For instance, F5's second-quarter non-GAAP operating income excluded $23.5 million of acquisition-related costs. Management discussed during the earnings call that it would prioritize the integration of NGINX and Shape before pursuing other acquisitions. Yet since the company is likely to still rely on acquisitions over the long term to fuel its growth, investors should consider a portion of these acquisition-related costs as a recurring item.

Management also excludes share-based compensation (SBC) from non-GAAP results, but this non-cash expense represents a real cost to shareholders as it increases the number of shares, which diminishes their value. During the last quarter, SBC amounted to $51.2 million, or 8.7% of revenue, and SBC should reach $52 million to $53 million next quarter.

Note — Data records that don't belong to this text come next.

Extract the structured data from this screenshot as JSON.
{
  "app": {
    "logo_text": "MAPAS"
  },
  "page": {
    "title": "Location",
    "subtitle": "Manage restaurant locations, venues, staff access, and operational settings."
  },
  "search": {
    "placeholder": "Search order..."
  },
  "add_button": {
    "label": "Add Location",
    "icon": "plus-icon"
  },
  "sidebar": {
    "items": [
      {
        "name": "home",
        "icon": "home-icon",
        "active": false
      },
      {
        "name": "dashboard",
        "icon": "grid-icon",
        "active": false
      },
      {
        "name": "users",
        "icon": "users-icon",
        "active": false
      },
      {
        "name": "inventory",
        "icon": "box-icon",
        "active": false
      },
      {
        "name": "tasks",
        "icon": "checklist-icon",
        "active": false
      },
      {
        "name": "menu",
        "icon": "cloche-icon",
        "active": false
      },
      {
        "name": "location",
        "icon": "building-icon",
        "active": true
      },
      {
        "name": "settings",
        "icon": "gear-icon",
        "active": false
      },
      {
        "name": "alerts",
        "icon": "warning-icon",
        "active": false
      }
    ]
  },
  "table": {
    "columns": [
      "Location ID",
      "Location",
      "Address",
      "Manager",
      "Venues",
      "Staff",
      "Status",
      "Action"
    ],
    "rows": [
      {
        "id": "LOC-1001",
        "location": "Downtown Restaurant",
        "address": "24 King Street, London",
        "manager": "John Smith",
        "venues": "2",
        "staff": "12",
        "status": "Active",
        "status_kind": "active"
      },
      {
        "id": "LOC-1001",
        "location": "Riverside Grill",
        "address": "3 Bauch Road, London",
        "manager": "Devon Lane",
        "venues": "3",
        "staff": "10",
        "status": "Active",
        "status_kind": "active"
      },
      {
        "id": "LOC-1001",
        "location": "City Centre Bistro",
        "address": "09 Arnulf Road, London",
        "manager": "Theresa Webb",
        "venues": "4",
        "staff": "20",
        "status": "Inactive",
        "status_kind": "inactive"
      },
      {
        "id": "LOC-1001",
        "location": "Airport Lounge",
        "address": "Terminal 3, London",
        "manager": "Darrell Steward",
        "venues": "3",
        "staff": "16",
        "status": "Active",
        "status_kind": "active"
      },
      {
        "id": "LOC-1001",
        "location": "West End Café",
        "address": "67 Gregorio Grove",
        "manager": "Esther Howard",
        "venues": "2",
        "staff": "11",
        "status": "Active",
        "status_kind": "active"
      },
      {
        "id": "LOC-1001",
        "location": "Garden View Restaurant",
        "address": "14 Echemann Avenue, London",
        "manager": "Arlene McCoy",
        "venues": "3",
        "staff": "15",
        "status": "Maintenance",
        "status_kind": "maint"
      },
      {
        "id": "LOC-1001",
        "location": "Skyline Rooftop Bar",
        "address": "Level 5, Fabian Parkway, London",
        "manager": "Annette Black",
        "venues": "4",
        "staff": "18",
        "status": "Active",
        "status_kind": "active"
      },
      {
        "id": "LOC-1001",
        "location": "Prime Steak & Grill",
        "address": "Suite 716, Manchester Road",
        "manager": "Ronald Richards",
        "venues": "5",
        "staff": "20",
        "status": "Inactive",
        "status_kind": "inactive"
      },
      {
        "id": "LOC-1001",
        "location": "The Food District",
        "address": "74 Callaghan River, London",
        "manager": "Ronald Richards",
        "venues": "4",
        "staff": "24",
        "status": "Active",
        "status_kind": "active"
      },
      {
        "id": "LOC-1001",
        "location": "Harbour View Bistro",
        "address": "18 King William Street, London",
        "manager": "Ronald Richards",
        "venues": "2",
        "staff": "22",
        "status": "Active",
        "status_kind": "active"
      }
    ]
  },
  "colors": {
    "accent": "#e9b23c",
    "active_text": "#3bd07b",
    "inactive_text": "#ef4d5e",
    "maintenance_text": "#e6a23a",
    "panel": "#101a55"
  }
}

As a result, taking into account some other minor items that were also excluded from non-GAAP calculations, F5's second-quarter non-GAAP operating margin of 29.1% translated into a much lower GAAP operating margin of 14.3%. And given the recurring nature of SBC and other costs excluded from non-GAAP results, you should expect the difference between F5's GAAP and non-GAAP earnings to remain significant over the next several years. 

Effect on valuation

F5's transition to software-based solutions is materializing, and the company remains solid with $1.0 billion of cash, cash equivalents, and investments that far exceed its $400 million term loan. However, investors should value the company with prudence. 

Based on the last 12 months, F5 looks like a cheap tech stock, given its enterprise value-to-sales ratio of 3.6 in the context of its 7% revenue growth at a non-GAAP operating margin close to 30%. But that ratio becomes much less attractive if you measure it against the company's low-single-digit organic revenue growth (growth without acquisitions) and GAAP operating margin below 15%.